*Entries shown:*
==============================

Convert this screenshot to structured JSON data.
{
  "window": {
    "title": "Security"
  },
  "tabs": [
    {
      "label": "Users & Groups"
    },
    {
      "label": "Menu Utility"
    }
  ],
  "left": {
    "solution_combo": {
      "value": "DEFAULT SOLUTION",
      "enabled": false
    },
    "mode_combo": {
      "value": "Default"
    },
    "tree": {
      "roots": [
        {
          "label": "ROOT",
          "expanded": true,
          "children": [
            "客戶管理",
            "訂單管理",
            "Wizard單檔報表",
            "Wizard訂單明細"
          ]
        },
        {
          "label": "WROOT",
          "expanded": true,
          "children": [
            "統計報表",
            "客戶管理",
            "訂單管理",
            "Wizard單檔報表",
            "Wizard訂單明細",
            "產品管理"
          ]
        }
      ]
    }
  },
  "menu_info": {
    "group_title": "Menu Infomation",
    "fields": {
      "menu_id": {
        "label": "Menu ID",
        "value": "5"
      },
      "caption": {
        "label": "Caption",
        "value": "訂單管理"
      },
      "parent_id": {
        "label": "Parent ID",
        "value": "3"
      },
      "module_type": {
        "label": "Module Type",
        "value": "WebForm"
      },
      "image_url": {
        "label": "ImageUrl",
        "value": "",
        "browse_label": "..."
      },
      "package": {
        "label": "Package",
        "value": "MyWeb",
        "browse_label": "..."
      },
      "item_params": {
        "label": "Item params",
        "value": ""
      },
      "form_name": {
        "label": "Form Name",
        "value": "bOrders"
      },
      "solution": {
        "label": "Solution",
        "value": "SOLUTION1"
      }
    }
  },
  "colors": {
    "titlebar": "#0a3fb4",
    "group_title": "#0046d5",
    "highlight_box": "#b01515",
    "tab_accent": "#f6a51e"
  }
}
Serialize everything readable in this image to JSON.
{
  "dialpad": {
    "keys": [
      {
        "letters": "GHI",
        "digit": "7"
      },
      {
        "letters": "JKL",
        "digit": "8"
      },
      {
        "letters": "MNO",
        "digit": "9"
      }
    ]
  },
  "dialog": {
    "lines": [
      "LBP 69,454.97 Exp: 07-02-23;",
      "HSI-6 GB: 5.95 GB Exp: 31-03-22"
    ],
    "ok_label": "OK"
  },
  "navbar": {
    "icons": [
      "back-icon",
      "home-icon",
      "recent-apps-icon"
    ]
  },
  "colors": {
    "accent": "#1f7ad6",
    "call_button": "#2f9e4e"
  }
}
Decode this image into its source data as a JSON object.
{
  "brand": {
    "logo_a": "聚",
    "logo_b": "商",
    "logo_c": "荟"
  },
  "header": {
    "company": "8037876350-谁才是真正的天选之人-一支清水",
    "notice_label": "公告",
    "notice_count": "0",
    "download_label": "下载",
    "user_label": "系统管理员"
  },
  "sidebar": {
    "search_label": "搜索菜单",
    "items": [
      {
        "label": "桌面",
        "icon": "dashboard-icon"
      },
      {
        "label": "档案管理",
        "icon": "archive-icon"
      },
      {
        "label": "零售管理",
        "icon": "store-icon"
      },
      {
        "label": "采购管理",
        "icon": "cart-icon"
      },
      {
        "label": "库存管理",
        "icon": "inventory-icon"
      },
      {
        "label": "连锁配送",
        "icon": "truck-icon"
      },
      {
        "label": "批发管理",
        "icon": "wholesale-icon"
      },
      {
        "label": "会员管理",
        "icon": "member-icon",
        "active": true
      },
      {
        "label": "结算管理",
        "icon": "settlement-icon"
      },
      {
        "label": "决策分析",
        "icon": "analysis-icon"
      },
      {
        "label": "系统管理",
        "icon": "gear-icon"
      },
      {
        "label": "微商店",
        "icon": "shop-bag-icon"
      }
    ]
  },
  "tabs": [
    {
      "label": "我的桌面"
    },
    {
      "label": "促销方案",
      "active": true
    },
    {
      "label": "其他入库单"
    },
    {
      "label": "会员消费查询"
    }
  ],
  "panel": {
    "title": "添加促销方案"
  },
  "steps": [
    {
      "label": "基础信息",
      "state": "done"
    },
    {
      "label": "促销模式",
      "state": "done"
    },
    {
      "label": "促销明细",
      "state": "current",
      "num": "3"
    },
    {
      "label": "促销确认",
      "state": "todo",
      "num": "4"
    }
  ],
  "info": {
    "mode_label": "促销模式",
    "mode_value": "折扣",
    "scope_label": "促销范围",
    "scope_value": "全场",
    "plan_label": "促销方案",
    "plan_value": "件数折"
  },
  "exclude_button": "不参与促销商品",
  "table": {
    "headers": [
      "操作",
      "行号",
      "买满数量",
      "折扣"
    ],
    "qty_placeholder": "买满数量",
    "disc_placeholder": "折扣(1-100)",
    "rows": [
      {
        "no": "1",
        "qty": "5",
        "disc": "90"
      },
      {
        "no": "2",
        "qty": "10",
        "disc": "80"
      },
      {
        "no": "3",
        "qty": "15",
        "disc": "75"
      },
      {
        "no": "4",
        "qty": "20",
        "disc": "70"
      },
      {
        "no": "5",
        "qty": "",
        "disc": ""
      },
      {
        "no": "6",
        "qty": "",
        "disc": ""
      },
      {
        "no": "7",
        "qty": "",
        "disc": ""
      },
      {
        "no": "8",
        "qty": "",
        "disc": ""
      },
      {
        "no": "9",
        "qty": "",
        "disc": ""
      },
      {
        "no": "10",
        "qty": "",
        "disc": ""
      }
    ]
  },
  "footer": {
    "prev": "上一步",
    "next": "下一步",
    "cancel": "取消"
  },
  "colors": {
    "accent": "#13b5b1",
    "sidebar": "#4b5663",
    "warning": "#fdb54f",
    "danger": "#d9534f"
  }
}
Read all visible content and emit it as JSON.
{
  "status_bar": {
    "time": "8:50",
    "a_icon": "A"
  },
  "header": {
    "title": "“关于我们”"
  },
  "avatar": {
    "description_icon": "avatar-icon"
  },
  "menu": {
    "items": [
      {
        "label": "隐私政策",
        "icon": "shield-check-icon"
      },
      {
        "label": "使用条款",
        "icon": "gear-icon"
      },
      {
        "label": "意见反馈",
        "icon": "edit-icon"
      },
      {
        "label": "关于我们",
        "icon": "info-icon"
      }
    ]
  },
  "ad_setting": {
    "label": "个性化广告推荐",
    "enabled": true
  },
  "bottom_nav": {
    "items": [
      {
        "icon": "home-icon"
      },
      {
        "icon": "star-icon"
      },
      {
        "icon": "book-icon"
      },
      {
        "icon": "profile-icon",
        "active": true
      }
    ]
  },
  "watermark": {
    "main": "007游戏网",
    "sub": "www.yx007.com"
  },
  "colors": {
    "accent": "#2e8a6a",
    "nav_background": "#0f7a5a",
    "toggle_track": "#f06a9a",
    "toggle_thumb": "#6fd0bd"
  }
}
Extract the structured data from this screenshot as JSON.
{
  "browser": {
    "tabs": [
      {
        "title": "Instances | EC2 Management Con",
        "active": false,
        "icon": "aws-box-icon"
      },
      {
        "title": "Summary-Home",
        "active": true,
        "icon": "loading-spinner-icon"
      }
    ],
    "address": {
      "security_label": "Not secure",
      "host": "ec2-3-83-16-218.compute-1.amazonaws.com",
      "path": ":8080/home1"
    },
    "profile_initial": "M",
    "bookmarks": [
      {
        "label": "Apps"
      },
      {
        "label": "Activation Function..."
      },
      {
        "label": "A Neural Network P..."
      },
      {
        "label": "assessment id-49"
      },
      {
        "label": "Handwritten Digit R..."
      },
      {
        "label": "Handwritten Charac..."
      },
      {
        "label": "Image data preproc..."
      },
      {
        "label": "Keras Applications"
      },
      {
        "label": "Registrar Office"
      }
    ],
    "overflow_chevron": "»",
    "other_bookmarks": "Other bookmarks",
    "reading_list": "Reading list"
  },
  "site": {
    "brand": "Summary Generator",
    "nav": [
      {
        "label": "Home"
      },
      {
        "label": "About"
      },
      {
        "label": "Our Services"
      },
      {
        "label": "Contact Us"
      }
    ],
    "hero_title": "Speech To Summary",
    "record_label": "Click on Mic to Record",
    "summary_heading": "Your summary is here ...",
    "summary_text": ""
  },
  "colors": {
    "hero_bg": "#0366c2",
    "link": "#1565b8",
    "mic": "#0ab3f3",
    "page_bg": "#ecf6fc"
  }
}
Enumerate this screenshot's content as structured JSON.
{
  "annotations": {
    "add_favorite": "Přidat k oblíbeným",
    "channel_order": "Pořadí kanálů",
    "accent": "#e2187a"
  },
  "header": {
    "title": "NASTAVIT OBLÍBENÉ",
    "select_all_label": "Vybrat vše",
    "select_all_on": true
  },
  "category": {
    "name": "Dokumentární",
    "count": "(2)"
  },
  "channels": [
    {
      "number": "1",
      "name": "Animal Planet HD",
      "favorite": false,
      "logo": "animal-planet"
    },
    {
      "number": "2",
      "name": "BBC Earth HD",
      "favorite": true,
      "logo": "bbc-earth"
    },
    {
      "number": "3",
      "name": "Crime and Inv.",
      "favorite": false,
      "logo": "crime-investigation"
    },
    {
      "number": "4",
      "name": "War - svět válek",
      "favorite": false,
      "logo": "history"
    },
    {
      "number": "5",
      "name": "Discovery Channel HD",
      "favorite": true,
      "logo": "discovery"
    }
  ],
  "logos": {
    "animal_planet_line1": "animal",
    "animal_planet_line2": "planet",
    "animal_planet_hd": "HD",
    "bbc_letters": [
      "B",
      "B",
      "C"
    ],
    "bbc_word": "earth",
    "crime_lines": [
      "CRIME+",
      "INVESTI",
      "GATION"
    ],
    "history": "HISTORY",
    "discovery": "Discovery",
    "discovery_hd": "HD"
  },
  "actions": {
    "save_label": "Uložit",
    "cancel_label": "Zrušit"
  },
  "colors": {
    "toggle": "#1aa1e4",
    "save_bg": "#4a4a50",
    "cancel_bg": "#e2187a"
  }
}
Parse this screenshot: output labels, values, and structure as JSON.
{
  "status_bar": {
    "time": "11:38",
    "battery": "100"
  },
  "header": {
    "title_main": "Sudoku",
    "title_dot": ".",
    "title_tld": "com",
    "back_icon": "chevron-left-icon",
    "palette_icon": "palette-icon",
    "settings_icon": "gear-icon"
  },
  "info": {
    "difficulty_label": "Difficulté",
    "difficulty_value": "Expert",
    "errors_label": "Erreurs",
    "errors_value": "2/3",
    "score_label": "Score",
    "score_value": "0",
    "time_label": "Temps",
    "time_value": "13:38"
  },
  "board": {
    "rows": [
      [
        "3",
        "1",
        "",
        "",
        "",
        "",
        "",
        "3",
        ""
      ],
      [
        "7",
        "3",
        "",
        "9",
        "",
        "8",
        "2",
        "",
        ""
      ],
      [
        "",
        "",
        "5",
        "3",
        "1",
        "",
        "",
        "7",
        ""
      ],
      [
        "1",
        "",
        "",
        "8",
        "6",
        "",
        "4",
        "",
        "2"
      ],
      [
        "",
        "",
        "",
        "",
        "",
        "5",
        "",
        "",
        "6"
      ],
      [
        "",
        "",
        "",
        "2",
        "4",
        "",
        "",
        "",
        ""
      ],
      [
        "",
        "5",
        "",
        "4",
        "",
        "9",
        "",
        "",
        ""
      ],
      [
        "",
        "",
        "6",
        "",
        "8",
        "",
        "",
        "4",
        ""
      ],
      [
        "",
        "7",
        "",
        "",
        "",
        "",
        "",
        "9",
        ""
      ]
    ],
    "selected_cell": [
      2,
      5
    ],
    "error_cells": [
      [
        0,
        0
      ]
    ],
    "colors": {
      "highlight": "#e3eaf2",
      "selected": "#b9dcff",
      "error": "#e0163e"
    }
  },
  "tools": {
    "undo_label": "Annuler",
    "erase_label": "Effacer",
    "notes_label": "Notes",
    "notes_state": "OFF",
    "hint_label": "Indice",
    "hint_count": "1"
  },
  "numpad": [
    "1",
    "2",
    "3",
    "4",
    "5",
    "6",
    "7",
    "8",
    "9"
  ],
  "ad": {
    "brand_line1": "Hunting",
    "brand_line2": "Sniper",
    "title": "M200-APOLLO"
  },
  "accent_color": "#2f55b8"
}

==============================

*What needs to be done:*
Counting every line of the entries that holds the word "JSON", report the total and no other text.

*Solution below:*
7